When Google “spiders” a website, the platform scans items including the URL, headings, keywords, and content to determine the overall subject-matter. When search-engines crawl Considerations, they will see that the content covers, say, five percent each on the Middle East, dating, economics, U.S. politics, and so on. Google will not know how to assign the content — so the content ends up ranking for nothing in search-engine results by trying to rank for too much.
Search-Engine Optimization in Blogger and Elsewhere
Now, take My SEO Software. All of the parts of the website focus on one, single topic: search-engine optimization and online marketing. As a result, Google will know the topic of the blog and assign it a ranking for the keywords I have targeted. If your goal is to garner as much relevant traffic as possible, it is better to rank tenth in Google for one keyword (a niche site) than 200 for ten keywords (a general-interest site).
As the world continues to move online, SEO and online-marketing will become even more relevant for marketers and publishers. Currently, mainstream-media websites receive their traffic by capitalizing on two assets: the reputation of their brands and the quality of their articles. But that will only take them so far in an online world of infinite competition driven by niche websites.
In response, Search Engine Journal recommends that newspapers and similar outlets use social-media marketing more effectively:
Obviously the newspaper industry is struggling. Industry analysts, journalists and online marketers are frantically scrambling to come up with a smart solution to monetize content and compete with quick and agile bloggers. But while the ship is sinking, social media can act as a great short term solution to keep things afloat. While the newspaper industry certainly will need a strategy in order to survive in the long run, Facebook is offering a very viable (and affordable) short term solution to boosting traffic and page views. (emphasis added)

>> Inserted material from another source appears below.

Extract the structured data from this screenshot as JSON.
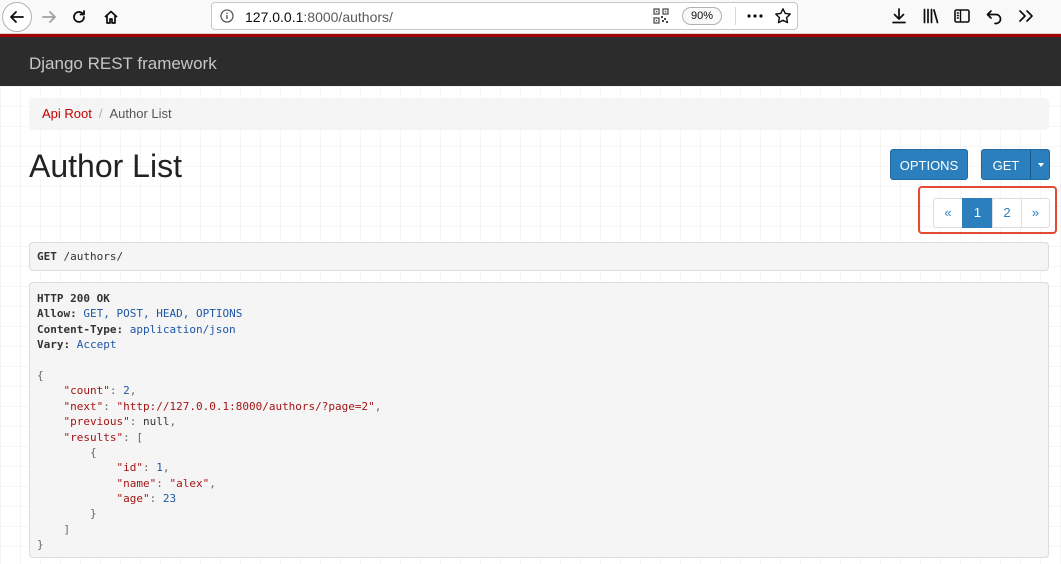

Even SEJ realizes that SEO and social media may not be enough to save newspapers (or perhaps even the mainstream media in general). After all, using a good tactic in support of a bad strategy is a waste of time.
Search-engine optimization and social-media marketing, of course, are good ways to increase website traffic and pageviews. However, increasing traffic is useless unless the practice translates into increased revenue. And as we have seen, the advertising world increasing rewards mediums that bring targeted traffic rather than general-interest traffic.

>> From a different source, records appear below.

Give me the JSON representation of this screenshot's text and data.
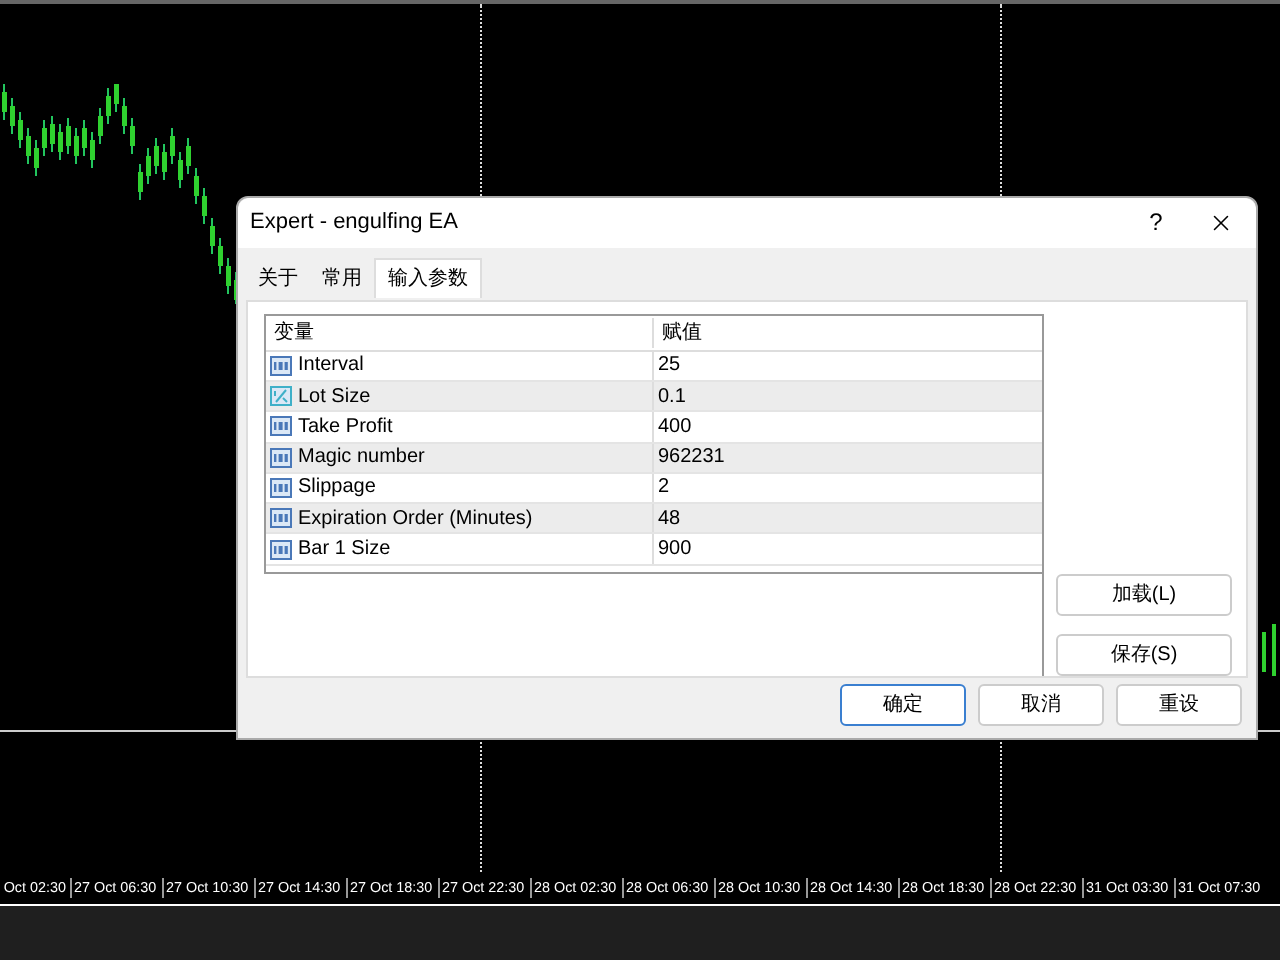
{
  "chart": {
    "time_labels": [
      "Oct 02:30",
      "27 Oct 06:30",
      "27 Oct 10:30",
      "27 Oct 14:30",
      "27 Oct 18:30",
      "27 Oct 22:30",
      "28 Oct 02:30",
      "28 Oct 06:30",
      "28 Oct 10:30",
      "28 Oct 14:30",
      "28 Oct 18:30",
      "28 Oct 22:30",
      "31 Oct 03:30",
      "31 Oct 07:30"
    ]
  },
  "dialog": {
    "title": "Expert - engulfing EA",
    "help": "?",
    "tabs": [
      {
        "label": "关于",
        "selected": false
      },
      {
        "label": "常用",
        "selected": false
      },
      {
        "label": "输入参数",
        "selected": true
      }
    ],
    "table": {
      "columns": [
        "变量",
        "赋值"
      ],
      "rows": [
        {
          "kind": "int",
          "name": "Interval",
          "value": "25"
        },
        {
          "kind": "double",
          "name": "Lot Size",
          "value": "0.1"
        },
        {
          "kind": "int",
          "name": "Take Profit",
          "value": "400"
        },
        {
          "kind": "int",
          "name": "Magic number",
          "value": "962231"
        },
        {
          "kind": "int",
          "name": "Slippage",
          "value": "2"
        },
        {
          "kind": "int",
          "name": "Expiration Order (Minutes)",
          "value": "48"
        },
        {
          "kind": "int",
          "name": "Bar 1 Size",
          "value": "900"
        }
      ]
    },
    "side_buttons": [
      "加载(L)",
      "保存(S)"
    ],
    "buttons": [
      {
        "label": "确定",
        "default": true
      },
      {
        "label": "取消",
        "default": false
      },
      {
        "label": "重设",
        "default": false
      }
    ]
  }
}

Take the example above. Say that the Globe increases traffic by 200%, but only 3% of the readers or visitors will be interested in luxury watches. If you sell that product, would you want to advertise there or on a watch-specific website that brings, say, 1,000 visitors a day — but all of whom are time-piece enthusiasts?

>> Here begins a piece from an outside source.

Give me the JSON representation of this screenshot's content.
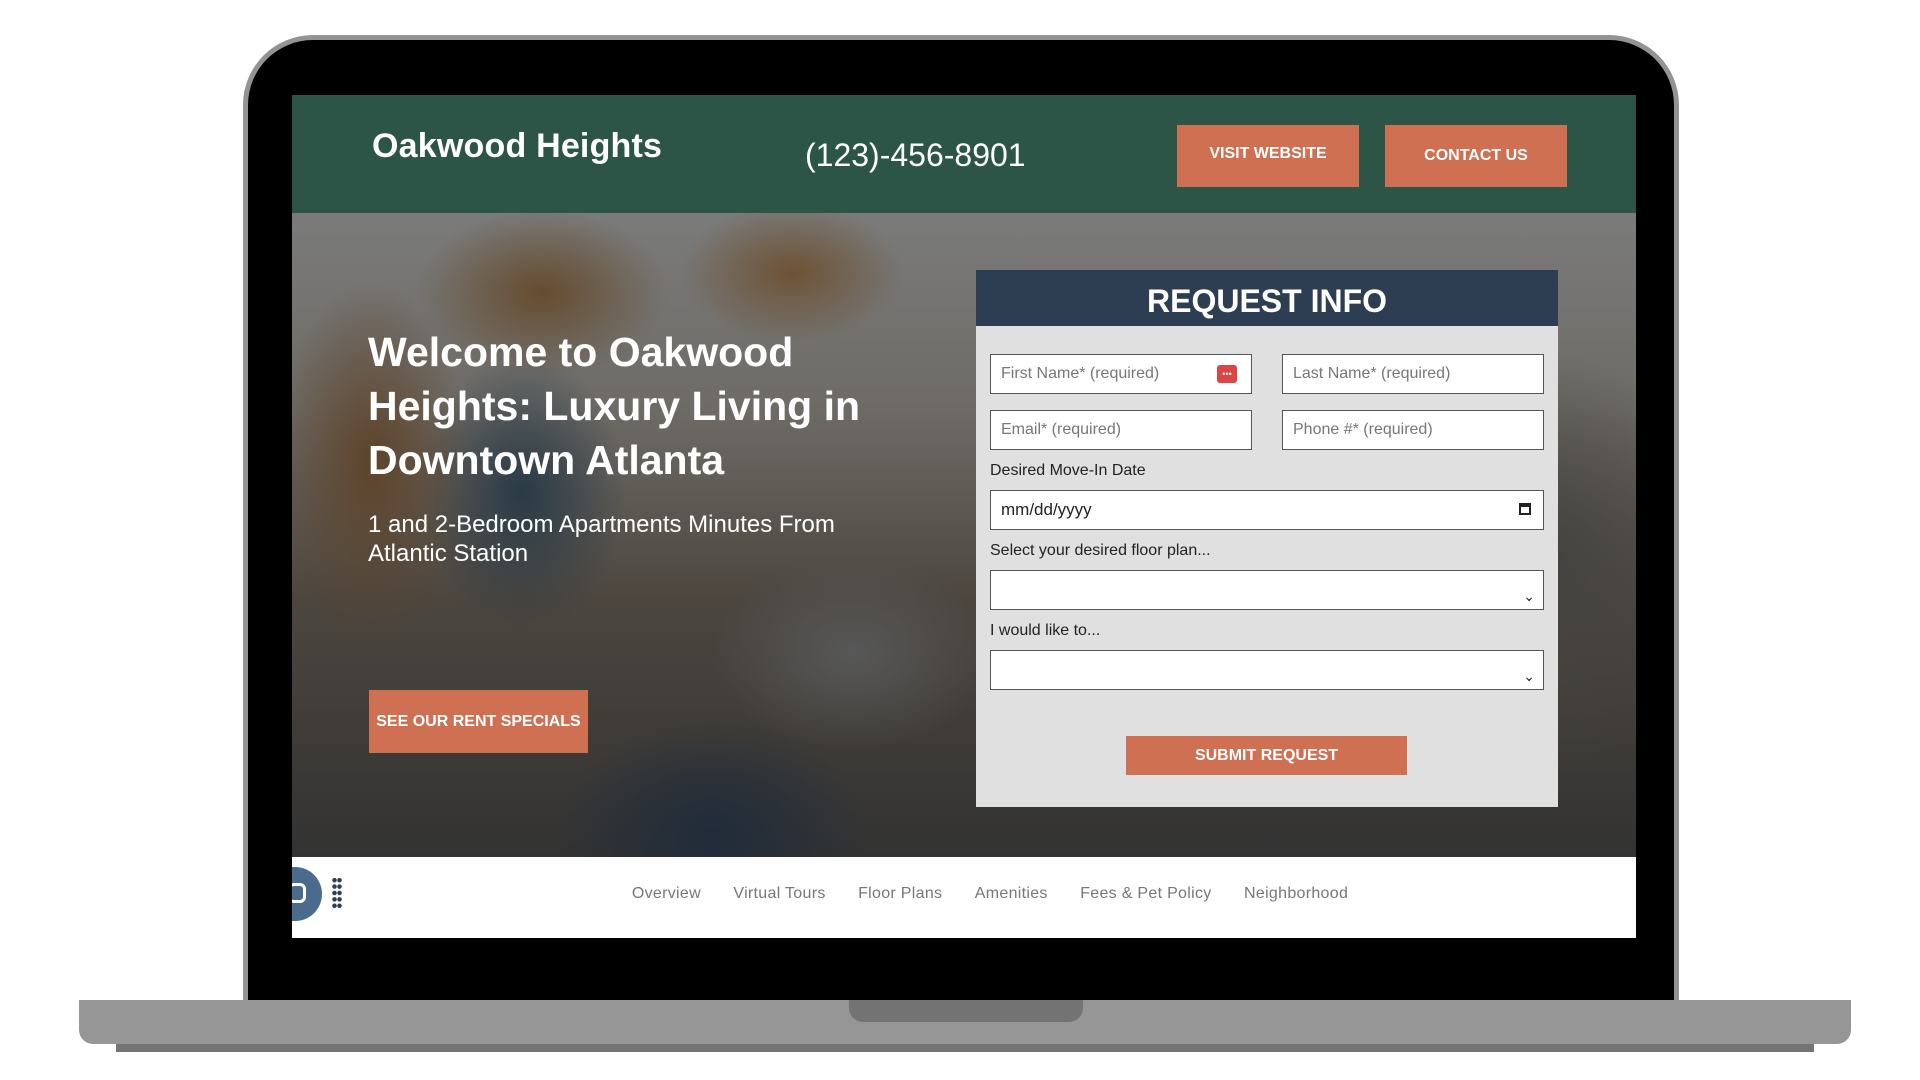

Newspapers, it seems, can no longer compete in the modern, digital world. (As a former journalist, I am saddened by this fact.) But they still serve a crucial, valuable purpose that can be helped by a reorganization into the non-profit world rather than the for-profit one.
Samuel J. Scott, a former journalist in Boston turned Internet marketer in Israel, is the founder and publisher of My SEO Software and Director of Digital Marketing and Communications and SEO Team Leader at The Cline Group. You can follow him at Google+, LinkedIn, Facebook, and Twitter. His views here and elsewhere do not necessarily reflect those of his company and clients.